Iran says it has a foreign tanker Revolutionary Guards forces seized in the Persian Gulf accused of smuggling oil.Iranian state TV said today that Iran is holding the ship and 12 crew members.The report says the ship was taking fuel from Iranian smugglers to foreign customers when it was seized in the Strait of Hormuz.There’s been no confirmation on where the crew or tanker are from.

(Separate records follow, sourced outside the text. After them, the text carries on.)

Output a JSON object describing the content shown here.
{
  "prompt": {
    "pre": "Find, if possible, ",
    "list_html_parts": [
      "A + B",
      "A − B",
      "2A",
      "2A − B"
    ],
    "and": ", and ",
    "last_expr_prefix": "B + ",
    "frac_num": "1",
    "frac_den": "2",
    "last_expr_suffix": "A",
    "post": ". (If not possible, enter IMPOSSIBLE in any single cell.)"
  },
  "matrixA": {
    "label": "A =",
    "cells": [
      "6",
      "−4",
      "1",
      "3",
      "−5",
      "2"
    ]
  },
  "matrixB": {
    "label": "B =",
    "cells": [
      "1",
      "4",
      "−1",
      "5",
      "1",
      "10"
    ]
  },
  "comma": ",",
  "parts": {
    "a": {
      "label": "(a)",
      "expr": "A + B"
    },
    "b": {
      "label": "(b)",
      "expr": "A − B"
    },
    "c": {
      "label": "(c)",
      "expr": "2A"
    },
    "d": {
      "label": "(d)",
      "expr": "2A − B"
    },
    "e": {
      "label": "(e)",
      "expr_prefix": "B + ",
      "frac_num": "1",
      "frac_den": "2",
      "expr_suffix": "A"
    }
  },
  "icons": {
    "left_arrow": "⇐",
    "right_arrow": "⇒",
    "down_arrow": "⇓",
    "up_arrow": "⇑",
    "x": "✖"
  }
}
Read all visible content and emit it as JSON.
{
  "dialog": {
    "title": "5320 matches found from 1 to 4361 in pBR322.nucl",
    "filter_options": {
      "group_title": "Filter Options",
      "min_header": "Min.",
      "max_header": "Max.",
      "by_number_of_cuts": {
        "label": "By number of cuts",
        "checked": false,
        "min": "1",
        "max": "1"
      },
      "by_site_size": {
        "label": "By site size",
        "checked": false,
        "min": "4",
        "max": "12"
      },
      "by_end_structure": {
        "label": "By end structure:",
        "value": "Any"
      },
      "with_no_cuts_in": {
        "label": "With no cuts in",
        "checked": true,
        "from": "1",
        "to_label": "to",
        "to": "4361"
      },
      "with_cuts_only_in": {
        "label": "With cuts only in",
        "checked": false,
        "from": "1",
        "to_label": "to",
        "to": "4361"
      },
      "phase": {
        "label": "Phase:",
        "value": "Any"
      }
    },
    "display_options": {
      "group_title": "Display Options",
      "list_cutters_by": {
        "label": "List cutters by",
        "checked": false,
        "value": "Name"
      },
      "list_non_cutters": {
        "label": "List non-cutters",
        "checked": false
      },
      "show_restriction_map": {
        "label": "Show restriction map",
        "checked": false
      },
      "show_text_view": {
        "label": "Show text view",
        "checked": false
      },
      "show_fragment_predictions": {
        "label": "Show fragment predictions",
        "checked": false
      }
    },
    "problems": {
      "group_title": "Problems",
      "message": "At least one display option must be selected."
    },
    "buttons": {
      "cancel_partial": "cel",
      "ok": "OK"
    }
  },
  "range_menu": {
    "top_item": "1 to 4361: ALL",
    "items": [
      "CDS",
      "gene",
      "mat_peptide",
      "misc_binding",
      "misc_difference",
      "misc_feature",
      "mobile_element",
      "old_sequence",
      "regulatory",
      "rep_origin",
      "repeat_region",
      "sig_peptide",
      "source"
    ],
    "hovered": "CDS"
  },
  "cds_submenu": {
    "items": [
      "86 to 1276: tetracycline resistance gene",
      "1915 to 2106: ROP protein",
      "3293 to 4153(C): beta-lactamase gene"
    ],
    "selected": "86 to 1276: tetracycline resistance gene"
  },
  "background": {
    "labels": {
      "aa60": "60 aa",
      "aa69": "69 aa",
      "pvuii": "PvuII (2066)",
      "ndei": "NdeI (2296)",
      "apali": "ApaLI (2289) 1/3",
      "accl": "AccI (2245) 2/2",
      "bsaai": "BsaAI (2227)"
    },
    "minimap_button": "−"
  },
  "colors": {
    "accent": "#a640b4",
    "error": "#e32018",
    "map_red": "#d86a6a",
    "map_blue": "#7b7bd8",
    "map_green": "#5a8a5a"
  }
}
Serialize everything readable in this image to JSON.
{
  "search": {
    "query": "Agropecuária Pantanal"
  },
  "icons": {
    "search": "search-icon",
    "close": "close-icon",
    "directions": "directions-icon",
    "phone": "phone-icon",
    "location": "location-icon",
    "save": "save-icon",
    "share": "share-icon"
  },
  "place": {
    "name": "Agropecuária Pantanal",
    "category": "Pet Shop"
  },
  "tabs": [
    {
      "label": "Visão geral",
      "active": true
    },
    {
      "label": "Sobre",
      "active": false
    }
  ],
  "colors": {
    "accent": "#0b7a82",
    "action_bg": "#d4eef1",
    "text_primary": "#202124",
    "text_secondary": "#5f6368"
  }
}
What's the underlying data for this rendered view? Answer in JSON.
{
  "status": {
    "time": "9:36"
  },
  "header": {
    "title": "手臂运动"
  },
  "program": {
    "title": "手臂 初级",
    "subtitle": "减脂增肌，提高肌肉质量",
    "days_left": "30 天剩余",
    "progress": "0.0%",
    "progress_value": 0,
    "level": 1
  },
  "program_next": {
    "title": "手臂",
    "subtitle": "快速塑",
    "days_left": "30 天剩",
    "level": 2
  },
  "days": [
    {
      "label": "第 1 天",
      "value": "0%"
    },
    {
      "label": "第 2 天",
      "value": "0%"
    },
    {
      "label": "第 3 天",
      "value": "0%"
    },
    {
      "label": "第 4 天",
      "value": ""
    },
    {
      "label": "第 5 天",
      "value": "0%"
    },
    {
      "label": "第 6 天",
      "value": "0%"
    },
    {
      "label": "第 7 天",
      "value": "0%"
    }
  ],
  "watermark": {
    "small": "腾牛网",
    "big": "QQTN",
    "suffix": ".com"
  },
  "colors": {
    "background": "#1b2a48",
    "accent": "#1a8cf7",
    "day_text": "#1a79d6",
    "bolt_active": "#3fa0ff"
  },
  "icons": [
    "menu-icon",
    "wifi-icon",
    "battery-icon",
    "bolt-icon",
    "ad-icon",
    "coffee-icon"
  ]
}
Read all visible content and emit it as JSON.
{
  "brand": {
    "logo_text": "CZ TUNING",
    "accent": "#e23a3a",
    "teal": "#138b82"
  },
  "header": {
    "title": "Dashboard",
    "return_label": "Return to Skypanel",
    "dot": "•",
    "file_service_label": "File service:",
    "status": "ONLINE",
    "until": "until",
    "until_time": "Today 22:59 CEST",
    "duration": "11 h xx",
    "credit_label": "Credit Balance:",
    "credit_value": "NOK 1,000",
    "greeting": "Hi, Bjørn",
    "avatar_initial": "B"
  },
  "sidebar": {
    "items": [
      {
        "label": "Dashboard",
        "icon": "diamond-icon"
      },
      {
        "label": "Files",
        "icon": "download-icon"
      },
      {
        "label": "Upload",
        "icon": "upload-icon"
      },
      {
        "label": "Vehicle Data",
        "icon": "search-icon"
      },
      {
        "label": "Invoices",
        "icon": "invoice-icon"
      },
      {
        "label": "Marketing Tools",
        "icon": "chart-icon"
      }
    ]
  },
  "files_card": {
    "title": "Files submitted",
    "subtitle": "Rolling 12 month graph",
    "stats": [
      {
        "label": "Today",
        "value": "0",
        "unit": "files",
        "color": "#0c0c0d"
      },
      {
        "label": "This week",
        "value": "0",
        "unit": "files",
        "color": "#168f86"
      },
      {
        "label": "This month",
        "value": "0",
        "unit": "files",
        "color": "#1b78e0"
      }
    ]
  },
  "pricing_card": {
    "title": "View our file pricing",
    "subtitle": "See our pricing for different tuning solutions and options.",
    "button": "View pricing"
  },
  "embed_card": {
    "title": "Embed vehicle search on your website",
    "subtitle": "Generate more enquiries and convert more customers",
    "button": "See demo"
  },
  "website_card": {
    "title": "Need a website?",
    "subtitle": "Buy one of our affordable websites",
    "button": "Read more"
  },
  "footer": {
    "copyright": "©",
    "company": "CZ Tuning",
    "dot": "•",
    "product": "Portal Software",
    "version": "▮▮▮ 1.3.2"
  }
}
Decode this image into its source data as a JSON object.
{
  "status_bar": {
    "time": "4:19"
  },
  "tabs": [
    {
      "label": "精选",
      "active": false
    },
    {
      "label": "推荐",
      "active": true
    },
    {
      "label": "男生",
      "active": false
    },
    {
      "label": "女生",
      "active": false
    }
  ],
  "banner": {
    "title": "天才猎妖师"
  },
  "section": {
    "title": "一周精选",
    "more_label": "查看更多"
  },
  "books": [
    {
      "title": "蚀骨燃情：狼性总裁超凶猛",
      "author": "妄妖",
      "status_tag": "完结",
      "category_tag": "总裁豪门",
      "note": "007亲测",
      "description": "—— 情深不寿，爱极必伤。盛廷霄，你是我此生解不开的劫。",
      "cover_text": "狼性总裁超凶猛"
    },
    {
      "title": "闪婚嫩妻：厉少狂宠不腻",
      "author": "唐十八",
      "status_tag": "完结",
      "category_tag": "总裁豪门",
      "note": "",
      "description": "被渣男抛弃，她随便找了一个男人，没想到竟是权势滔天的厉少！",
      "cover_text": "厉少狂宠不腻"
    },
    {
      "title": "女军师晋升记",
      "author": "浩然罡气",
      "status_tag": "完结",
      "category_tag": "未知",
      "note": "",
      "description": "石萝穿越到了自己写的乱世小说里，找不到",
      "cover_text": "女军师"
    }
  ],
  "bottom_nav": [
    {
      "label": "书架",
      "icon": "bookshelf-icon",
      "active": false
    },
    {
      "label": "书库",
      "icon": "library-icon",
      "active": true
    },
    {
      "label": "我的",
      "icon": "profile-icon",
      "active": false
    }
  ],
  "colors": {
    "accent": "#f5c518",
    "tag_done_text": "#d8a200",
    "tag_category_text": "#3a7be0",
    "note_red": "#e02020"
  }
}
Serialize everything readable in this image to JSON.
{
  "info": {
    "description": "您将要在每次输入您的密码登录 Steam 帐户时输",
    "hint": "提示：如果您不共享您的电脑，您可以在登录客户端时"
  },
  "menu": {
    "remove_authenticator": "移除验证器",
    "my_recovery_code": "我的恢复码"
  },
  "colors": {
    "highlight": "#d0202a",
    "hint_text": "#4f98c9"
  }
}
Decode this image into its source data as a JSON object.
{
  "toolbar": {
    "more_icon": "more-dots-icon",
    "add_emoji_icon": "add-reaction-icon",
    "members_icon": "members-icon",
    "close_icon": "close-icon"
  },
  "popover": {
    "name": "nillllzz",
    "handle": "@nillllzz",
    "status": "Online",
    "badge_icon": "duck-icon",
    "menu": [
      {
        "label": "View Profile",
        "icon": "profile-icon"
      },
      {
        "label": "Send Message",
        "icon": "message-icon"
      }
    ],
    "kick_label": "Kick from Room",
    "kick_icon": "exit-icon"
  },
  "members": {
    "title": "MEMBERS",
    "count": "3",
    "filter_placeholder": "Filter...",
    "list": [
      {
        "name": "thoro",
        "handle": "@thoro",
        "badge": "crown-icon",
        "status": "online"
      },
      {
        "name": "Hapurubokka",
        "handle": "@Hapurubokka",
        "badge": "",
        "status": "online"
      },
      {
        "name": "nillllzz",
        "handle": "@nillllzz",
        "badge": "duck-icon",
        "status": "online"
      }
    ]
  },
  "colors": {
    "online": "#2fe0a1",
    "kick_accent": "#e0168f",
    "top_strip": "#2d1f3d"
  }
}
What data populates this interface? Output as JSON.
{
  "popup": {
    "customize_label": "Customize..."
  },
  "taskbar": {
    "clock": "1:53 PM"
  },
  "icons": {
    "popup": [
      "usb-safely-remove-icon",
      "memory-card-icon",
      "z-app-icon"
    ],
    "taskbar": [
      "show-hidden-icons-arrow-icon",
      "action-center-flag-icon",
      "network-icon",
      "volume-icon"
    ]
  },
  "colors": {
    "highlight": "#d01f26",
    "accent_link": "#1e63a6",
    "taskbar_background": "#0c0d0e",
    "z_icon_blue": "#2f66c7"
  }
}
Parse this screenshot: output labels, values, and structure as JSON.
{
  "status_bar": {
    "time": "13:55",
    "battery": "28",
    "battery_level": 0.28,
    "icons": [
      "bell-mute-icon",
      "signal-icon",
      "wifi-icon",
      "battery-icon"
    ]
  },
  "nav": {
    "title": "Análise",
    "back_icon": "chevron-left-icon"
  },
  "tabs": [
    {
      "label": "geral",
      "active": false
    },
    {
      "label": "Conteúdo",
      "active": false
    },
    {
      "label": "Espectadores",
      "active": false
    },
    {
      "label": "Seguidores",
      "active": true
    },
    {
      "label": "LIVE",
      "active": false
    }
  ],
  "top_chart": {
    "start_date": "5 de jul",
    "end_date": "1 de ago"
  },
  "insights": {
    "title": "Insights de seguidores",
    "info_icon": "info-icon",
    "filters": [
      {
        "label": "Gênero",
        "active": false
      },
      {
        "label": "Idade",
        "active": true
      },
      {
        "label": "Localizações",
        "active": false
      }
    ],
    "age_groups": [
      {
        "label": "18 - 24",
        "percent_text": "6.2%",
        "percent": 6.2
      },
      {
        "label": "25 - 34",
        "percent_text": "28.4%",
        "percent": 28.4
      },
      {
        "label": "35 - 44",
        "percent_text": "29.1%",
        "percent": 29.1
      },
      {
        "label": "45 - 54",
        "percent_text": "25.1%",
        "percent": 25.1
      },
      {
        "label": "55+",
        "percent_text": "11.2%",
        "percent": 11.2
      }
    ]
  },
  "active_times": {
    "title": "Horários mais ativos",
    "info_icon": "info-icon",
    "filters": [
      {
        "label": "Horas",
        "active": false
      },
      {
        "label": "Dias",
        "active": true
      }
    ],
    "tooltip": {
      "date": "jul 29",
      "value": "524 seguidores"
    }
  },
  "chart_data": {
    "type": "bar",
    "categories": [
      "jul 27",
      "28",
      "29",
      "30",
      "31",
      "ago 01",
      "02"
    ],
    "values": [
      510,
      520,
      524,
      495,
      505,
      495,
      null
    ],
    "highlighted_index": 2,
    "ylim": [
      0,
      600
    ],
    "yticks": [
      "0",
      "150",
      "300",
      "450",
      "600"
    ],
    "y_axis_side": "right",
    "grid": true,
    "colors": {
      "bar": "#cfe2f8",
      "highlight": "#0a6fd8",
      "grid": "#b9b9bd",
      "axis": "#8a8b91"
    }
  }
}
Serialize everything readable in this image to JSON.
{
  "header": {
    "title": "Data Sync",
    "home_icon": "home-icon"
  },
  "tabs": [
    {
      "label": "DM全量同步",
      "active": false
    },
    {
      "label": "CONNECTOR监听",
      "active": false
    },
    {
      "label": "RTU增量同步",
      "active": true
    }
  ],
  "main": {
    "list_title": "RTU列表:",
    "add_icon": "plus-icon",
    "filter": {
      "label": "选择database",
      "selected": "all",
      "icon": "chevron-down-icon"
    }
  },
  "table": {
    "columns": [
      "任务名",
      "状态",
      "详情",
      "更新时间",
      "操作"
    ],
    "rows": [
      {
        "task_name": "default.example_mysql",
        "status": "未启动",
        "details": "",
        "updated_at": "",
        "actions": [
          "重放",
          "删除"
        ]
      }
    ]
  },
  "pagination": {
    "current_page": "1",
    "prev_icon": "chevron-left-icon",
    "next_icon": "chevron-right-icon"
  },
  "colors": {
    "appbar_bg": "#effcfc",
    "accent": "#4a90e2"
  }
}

By Rawle ToneyWHEN Guyana Football Federation (GFF) announced Lady Jags’ roster for their campaign in the 2019 CONCACAF Women’s U-20 Championship qualifiers, the absence of one of the country’s most talented young female players, Jalade Trim, did not go unnoticed. Trim, who recently turned 14, since bursting onto the National scene in 2017 during Guyana’s hosting of the CONCACAF Women’s U-17 Caribbean Qualifier Tournament, has been the talk of local football as she mesmerised the crowd with her first touch and technical ability.Last year, the GFF Junior female football Player-of-the-Year for 2017, joined players from 211 countries in Russia as one of Guyana’s representatives at the 2018 Football for Friendship which was hosted during the staging of the FIFA World Cup.Dr Ivan Joseph, head coach of Guyana Women’s U-20 team, responding to Chronicle Sport about Trim’s snub, while showering the Kwakwani resident with praises, reasoned that “when we looked and we talked about it, Jalade is 14 years old and you need to be intentional when you’re bringing a player in. When you’re 14 years old, that’s a big jump for you to be making to a U-20 team,”According to Dr Joseph, “While the intention is that she probably technically is able to play here (in this tournament) and make significant contribution, as a sports psychologist, I don’t want to rush somebody that’s talented. I would rather be patient, than deliberate and intentional.”Dr Joseph pointed out that set to play in the Caribbean Football Union (CFU) 2019 Girls’ Under-14 Challenge Series, August 5-13 in Grenada, Trim will play a key role in the team, pointing out that “it will be her time to shine”.“So not making the U-20 is not a snub on her skill. It’s more really me as head coach of the senior women’s programme, being intentional on how we expose her to football, to make sure she comes and shines, not just technically but physically as well,” said Dr Joseph.